## [What you will do]
Among the entries below, how many lines contain the string "likes"? Only the number is wanted.

## [Data excerpts]
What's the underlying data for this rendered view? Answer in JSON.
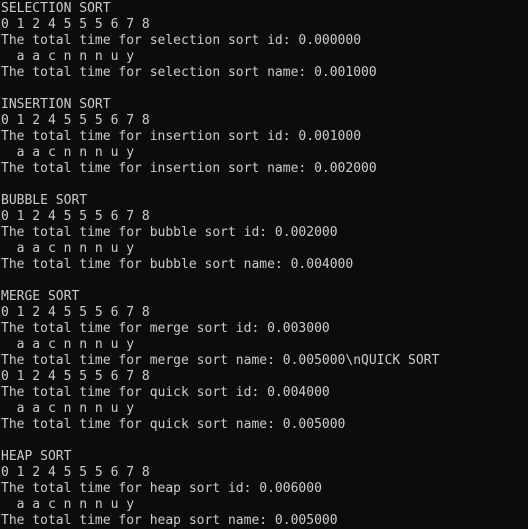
{
  "console": {
    "lines": [
      "SELECTION SORT",
      "0 1 2 4 5 5 5 6 7 8",
      "The total time for selection sort id: 0.000000",
      "  a a c n n n u y",
      "The total time for selection sort name: 0.001000",
      "",
      "INSERTION SORT",
      "0 1 2 4 5 5 5 6 7 8",
      "The total time for insertion sort id: 0.001000",
      "  a a c n n n u y",
      "The total time for insertion sort name: 0.002000",
      "",
      "BUBBLE SORT",
      "0 1 2 4 5 5 5 6 7 8",
      "The total time for bubble sort id: 0.002000",
      "  a a c n n n u y",
      "The total time for bubble sort name: 0.004000",
      "",
      "MERGE SORT",
      "0 1 2 4 5 5 5 6 7 8",
      "The total time for merge sort id: 0.003000",
      "  a a c n n n u y",
      "The total time for merge sort name: 0.005000\\nQUICK SORT",
      "0 1 2 4 5 5 5 6 7 8",
      "The total time for quick sort id: 0.004000",
      "  a a c n n n u y",
      "The total time for quick sort name: 0.005000",
      "",
      "HEAP SORT",
      "0 1 2 4 5 5 5 6 7 8",
      "The total time for heap sort id: 0.006000",
      "  a a c n n n u y",
      "The total time for heap sort name: 0.005000"
    ]
  },
  "colors": {
    "background": "#0c0c0c",
    "text": "#cccccc"
  }
}
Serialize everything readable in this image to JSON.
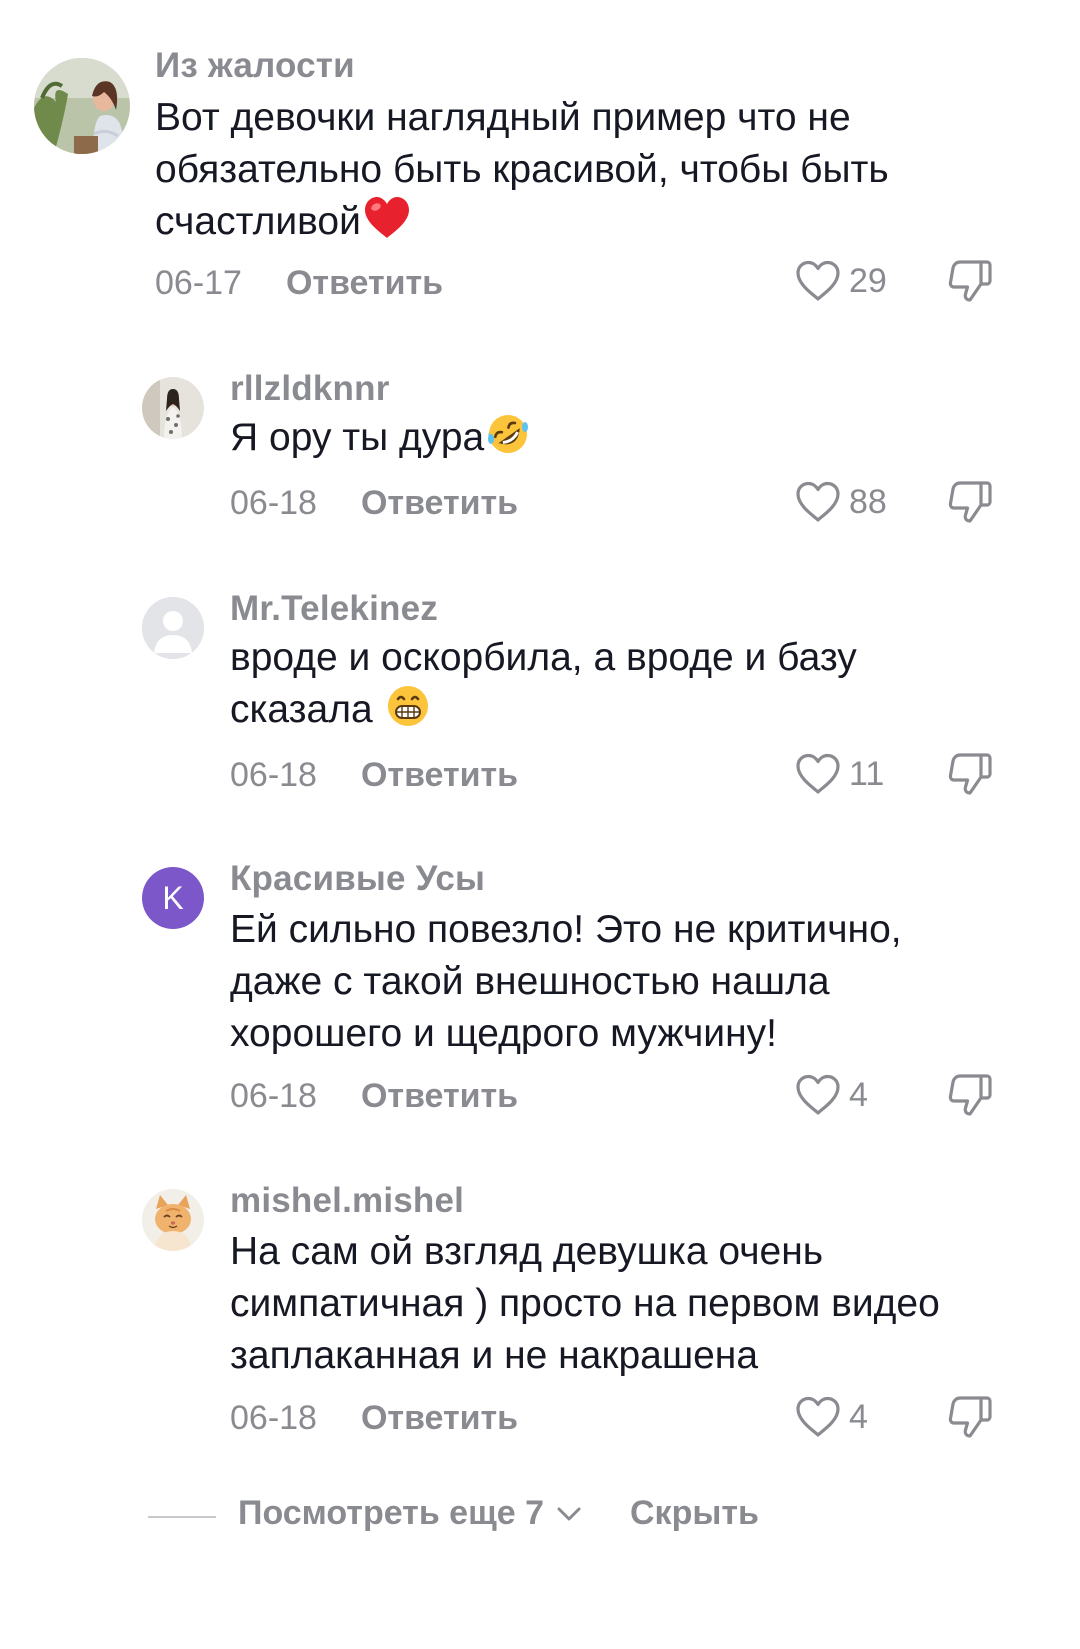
{
  "comments": [
    {
      "username": "Из жалости",
      "lines": [
        "Вот девочки наглядный пример что не",
        "обязательно быть красивой, чтобы быть",
        "счастливой"
      ],
      "emoji": "red-heart",
      "date": "06-17",
      "reply_label": "Ответить",
      "likes": "29"
    },
    {
      "username": "rllzldknnr",
      "lines": [
        "Я ору ты дура"
      ],
      "emoji": "rolling-on-floor-laughing",
      "date": "06-18",
      "reply_label": "Ответить",
      "likes": "88"
    },
    {
      "username": "Mr.Telekinez",
      "lines": [
        "вроде и оскорбила, а вроде и базу",
        "сказала "
      ],
      "emoji": "grinning-face",
      "date": "06-18",
      "reply_label": "Ответить",
      "likes": "11"
    },
    {
      "username": "Красивые Усы",
      "avatar_letter": "K",
      "avatar_color": "#7c57c9",
      "lines": [
        "Ей сильно повезло! Это не критично,",
        "даже с такой внешностью нашла",
        "хорошего и щедрого мужчину!"
      ],
      "date": "06-18",
      "reply_label": "Ответить",
      "likes": "4"
    },
    {
      "username": "mishel.mishel",
      "lines": [
        "На сам ой взгляд девушка очень",
        "симпатичная ) просто на первом видео",
        "заплаканная и не накрашена"
      ],
      "date": "06-18",
      "reply_label": "Ответить",
      "likes": "4"
    }
  ],
  "footer": {
    "view_more_label": "Посмотреть еще 7",
    "hide_label": "Скрыть"
  },
  "colors": {
    "text": "#161823",
    "muted": "#8a8b91",
    "heart_emoji": "#e8212e"
  },
  "icons": {
    "like": "heart-outline-icon",
    "dislike": "thumbs-down-icon",
    "expand": "chevron-down-icon"
  }
}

## [Solved problem]
5